_GOAL OF THE EXERCISE_
Copy the listing out in full. Keep every word as it is.

══ EXTRACTED DATA ══

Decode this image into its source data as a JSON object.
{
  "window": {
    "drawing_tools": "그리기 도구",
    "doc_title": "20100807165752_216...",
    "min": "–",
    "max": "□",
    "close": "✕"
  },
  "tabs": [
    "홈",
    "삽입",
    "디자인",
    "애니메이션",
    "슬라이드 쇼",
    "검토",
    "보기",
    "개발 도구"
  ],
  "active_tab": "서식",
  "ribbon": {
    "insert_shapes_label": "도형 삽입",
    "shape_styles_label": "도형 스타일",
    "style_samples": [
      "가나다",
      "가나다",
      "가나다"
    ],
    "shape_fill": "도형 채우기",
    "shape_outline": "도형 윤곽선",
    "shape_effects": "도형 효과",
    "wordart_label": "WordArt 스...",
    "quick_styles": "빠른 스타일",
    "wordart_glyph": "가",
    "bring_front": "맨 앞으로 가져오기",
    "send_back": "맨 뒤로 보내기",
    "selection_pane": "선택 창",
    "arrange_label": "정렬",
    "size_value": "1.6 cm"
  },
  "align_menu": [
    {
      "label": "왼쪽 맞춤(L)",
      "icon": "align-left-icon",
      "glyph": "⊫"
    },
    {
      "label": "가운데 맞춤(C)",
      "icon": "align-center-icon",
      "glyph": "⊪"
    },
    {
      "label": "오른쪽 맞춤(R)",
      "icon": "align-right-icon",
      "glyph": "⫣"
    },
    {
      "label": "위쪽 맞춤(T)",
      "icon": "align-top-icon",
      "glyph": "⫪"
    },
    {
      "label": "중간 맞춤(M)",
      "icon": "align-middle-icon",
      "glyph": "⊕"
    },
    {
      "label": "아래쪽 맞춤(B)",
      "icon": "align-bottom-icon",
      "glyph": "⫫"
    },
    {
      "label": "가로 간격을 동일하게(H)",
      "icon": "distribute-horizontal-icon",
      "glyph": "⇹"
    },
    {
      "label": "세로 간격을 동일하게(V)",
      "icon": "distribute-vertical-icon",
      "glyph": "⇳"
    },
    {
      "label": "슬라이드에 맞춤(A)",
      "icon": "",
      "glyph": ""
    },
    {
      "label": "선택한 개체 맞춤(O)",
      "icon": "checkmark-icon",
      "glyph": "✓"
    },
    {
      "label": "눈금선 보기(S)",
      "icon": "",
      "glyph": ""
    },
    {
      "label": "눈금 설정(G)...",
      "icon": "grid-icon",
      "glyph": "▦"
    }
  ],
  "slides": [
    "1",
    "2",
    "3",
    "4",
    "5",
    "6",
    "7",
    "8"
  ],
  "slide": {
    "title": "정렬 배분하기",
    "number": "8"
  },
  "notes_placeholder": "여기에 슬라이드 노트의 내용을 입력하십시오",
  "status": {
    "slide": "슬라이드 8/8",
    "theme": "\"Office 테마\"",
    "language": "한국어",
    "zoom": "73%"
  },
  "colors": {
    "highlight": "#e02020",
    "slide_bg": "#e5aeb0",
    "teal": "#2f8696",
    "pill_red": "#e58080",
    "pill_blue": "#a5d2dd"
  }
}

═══

_REPLY_
Decode this image into its source data as a JSON object.
{
  "window": {
    "drawing_tools": "그리기 도구",
    "doc_title": "20100807165752_216...",
    "min": "–",
    "max": "□",
    "close": "✕"
  },
  "tabs": [
    "홈",
    "삽입",
    "디자인",
    "애니메이션",
    "슬라이드 쇼",
    "검토",
    "보기",
    "개발 도구"
  ],
  "active_tab": "서식",
  "ribbon": {
    "insert_shapes_label": "도형 삽입",
    "shape_styles_label": "도형 스타일",
    "style_samples": [
      "가나다",
      "가나다",
      "가나다"
    ],
    "shape_fill": "도형 채우기",
    "shape_outline": "도형 윤곽선",
    "shape_effects": "도형 효과",
    "wordart_label": "WordArt 스...",
    "quick_styles": "빠른 스타일",
    "wordart_glyph": "가",
    "bring_front": "맨 앞으로 가져오기",
    "send_back": "맨 뒤로 보내기",
    "selection_pane": "선택 창",
    "arrange_label": "정렬",
    "size_value": "1.6 cm"
  },
  "align_menu": [
    {
      "label": "왼쪽 맞춤(L)",
      "icon": "align-left-icon",
      "glyph": "⊫"
    },
    {
      "label": "가운데 맞춤(C)",
      "icon": "align-center-icon",
      "glyph": "⊪"
    },
    {
      "label": "오른쪽 맞춤(R)",
      "icon": "align-right-icon",
      "glyph": "⫣"
    },
    {
      "label": "위쪽 맞춤(T)",
      "icon": "align-top-icon",
      "glyph": "⫪"
    },
    {
      "label": "중간 맞춤(M)",
      "icon": "align-middle-icon",
      "glyph": "⊕"
    },
    {
      "label": "아래쪽 맞춤(B)",
      "icon": "align-bottom-icon",
      "glyph": "⫫"
    },
    {
      "label": "가로 간격을 동일하게(H)",
      "icon": "distribute-horizontal-icon",
      "glyph": "⇹"
    },
    {
      "label": "세로 간격을 동일하게(V)",
      "icon": "distribute-vertical-icon",
      "glyph": "⇳"
    },
    {
      "label": "슬라이드에 맞춤(A)",
      "icon": "",
      "glyph": ""
    },
    {
      "label": "선택한 개체 맞춤(O)",
      "icon": "checkmark-icon",
      "glyph": "✓"
    },
    {
      "label": "눈금선 보기(S)",
      "icon": "",
      "glyph": ""
    },
    {
      "label": "눈금 설정(G)...",
      "icon": "grid-icon",
      "glyph": "▦"
    }
  ],
  "slides": [
    "1",
    "2",
    "3",
    "4",
    "5",
    "6",
    "7",
    "8"
  ],
  "slide": {
    "title": "정렬 배분하기",
    "number": "8"
  },
  "notes_placeholder": "여기에 슬라이드 노트의 내용을 입력하십시오",
  "status": {
    "slide": "슬라이드 8/8",
    "theme": "\"Office 테마\"",
    "language": "한국어",
    "zoom": "73%"
  },
  "colors": {
    "highlight": "#e02020",
    "slide_bg": "#e5aeb0",
    "teal": "#2f8696",
    "pill_red": "#e58080",
    "pill_blue": "#a5d2dd"
  }
}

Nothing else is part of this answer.